Although the data so far are equivocal, increased secondhand access to marijuana (through relatives, friends, and acquaintances who buy it legally) could still lead to an increase in cannabis consumption by Colorado teenagers. But it seems clear by now that pot prohibitionists were wrong when they warned that relaxing legal restrictions on marijuana, as more than two dozen states have done since 1996, would boost underage consumption by making the drug seem safer and more socially acceptable. In a recent analysis of NSDUH data, researchers at the U.S. Centers for Disease Control and Prevention (CDC) note that the perceived riskiness of cannabis consumption fell among adults and teenagers between 2002 and 2014, a period when 16 states and the District of Columbia legalized marijuana for medical or recreational use. But cannabis consumption rose only among adults, and it actually declined among teenagers.
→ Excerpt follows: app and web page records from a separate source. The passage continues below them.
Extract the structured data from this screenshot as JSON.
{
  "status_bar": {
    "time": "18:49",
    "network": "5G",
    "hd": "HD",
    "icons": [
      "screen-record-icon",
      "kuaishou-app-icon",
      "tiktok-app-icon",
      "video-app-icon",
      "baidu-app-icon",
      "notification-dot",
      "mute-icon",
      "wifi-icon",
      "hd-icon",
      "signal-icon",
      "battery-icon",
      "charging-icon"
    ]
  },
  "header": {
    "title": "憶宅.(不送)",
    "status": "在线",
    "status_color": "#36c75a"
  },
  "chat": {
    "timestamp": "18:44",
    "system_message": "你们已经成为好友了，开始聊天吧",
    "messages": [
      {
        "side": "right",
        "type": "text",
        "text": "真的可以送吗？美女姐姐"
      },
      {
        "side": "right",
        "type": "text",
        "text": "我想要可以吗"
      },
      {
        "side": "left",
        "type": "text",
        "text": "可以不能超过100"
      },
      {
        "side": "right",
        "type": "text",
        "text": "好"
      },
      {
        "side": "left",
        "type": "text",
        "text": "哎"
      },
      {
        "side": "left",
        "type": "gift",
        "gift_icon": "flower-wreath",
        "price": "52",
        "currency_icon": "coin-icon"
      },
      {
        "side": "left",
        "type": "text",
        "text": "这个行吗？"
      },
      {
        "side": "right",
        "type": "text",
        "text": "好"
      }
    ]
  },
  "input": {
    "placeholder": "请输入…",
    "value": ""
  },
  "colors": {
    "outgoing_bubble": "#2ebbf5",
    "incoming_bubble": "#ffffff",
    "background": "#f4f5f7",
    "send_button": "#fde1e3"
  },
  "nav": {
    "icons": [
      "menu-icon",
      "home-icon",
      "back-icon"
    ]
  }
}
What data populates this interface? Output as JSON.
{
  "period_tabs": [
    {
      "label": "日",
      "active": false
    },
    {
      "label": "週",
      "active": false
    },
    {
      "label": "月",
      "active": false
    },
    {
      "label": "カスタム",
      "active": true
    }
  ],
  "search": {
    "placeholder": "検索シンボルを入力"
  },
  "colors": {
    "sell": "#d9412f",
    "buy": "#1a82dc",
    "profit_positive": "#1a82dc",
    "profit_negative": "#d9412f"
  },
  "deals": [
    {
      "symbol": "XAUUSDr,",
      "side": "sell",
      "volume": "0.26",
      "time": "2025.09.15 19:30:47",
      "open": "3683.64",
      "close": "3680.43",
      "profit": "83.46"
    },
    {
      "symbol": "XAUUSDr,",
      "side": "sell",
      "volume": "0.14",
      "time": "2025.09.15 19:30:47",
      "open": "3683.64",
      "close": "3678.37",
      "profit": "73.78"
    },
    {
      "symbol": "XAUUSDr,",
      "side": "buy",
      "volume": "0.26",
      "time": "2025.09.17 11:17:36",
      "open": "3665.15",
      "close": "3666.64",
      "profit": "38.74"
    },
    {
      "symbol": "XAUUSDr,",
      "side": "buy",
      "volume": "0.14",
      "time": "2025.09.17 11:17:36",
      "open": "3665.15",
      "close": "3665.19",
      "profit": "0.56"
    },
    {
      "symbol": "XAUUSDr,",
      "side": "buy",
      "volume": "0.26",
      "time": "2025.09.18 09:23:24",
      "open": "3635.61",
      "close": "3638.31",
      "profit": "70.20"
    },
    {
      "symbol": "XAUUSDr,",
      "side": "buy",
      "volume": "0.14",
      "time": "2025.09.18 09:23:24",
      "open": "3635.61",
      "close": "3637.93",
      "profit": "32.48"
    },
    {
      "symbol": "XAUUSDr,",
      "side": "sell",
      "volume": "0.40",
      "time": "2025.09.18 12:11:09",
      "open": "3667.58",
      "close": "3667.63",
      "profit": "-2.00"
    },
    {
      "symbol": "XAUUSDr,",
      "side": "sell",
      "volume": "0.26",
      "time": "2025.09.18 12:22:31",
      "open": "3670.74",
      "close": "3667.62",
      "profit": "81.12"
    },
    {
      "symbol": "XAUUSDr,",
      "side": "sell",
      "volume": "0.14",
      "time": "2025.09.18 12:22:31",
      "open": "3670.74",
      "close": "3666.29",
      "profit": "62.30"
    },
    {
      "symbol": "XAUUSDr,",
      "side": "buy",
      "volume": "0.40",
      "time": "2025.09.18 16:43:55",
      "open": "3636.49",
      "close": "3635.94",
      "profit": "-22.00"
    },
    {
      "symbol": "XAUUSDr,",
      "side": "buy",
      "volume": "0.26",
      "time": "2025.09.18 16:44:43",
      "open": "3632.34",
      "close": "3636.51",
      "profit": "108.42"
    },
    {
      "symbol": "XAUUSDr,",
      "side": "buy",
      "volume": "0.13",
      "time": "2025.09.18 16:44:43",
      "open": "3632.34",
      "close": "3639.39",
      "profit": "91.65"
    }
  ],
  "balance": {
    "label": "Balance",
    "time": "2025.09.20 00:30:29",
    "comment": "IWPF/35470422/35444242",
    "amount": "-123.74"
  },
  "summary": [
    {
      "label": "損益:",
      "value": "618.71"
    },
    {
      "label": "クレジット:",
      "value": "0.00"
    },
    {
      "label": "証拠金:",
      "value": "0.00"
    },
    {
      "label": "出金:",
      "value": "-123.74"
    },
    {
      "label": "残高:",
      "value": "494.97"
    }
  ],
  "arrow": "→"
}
RMHIDTA views any increase in adult marijuana use as unequivocally bad. But since an increase in use reflects greater consumer satisfaction, it really should be counted as a benefit of legalization, except to the extent that it causes measurable problems. On that score the CDC's analysis is reassuring, because the increase in adult use was not accompanied by a commensurate increase in "dependence and abuse" (as measured by questions about marijuana-related problems). In fact, marijuana use was less likely to qualify for that description in 2014 than it was in 2002.
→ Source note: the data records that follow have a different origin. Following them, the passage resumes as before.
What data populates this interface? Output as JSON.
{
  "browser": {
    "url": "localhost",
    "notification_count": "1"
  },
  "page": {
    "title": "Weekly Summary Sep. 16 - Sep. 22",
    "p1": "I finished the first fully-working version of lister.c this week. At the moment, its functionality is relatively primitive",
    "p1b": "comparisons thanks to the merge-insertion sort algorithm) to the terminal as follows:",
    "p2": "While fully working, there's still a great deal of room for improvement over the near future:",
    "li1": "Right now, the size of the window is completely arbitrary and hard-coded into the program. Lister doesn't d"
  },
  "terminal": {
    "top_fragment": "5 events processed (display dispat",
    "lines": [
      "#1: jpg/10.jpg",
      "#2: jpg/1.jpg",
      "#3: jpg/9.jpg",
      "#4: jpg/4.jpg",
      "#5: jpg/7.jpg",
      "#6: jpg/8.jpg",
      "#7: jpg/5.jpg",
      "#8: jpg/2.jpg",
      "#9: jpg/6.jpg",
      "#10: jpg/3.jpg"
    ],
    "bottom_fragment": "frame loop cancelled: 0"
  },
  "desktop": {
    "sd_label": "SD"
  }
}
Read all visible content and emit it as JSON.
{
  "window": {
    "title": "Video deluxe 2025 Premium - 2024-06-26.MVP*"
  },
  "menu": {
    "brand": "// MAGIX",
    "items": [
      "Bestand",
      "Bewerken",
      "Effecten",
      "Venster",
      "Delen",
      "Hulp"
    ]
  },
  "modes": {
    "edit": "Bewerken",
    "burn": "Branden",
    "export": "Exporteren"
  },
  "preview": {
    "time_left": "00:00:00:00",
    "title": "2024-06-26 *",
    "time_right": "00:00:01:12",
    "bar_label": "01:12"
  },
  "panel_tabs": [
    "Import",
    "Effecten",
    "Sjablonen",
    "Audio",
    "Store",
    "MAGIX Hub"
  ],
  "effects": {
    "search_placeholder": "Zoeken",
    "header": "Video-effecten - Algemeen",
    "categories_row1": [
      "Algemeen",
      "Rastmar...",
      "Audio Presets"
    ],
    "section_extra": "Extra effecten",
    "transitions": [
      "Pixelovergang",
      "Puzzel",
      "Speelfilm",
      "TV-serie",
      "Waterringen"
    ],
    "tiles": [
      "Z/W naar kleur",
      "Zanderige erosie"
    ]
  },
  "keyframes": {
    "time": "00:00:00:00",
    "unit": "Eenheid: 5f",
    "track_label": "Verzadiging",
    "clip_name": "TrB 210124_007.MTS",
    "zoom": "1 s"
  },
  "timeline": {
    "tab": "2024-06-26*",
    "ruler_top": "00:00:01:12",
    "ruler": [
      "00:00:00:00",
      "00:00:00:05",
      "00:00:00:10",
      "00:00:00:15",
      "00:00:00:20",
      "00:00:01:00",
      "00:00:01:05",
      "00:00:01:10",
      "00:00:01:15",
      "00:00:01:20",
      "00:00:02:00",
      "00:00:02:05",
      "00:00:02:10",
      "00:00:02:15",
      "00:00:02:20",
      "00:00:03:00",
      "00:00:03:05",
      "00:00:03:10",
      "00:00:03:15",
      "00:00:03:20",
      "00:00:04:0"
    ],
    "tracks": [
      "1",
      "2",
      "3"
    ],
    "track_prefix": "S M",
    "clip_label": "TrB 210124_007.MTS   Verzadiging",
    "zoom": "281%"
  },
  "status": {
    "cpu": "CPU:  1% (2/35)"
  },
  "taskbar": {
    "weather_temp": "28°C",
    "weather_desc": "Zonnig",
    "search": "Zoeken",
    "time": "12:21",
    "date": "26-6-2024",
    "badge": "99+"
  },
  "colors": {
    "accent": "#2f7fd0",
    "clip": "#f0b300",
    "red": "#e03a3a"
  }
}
Among 18-to-25-year-olds who reported using marijuana in the previous year, the incidence of dependence and abuse fell from 20.1 percent in 2002 to 15.3 percent in 2014, a 24 percent drop. That same rate fell from 10.9 percent to 8.7 percent—a 20 percent drop—among respondents older than 25. Abuse became less common even as the share of cannabis consumers reporting that they used marijuana every day or almost every day during the previous year rose from 14.5 percent to 19.9 percent among 18-to-25-year-olds and from 11.4 percent to 19.4 percent in the older group.
Another analysis of NSDUH data, reported last month in Lancet Psychiatry, notes that the overall prevalence of marijuana use disorders among adult cannabis consumers fell from 14.8 percent in 2002 to 11 percent in 2014, a 26 percent drop. That downward trend is broadly consistent with results from the National Epidemiologic Survey on Alcohol and Related Conditions (NESARC), although NESARC generates larger rate estimates and measures a smaller drop.
Critics of prohibition have long argued that banning an intoxicant encourages bad habits and makes it hard to develop a culture of responsible use. It is also plausible that drug users who are undeterred by prohibition are, as a group, especially prone to excess. Therefore it is not surprising that cannabis consumers became less likely to abuse the drug as prohibition began to crumble. While that development is not conclusive evidence that repealing prohibition promotes self-control, it should be of interest to anyone who recognizes that legalization has benefits as well as costs. Needless to say, there is no mention of this intriguing trend in the RMHIDTA report.
This article originally appeared at Forbes.com.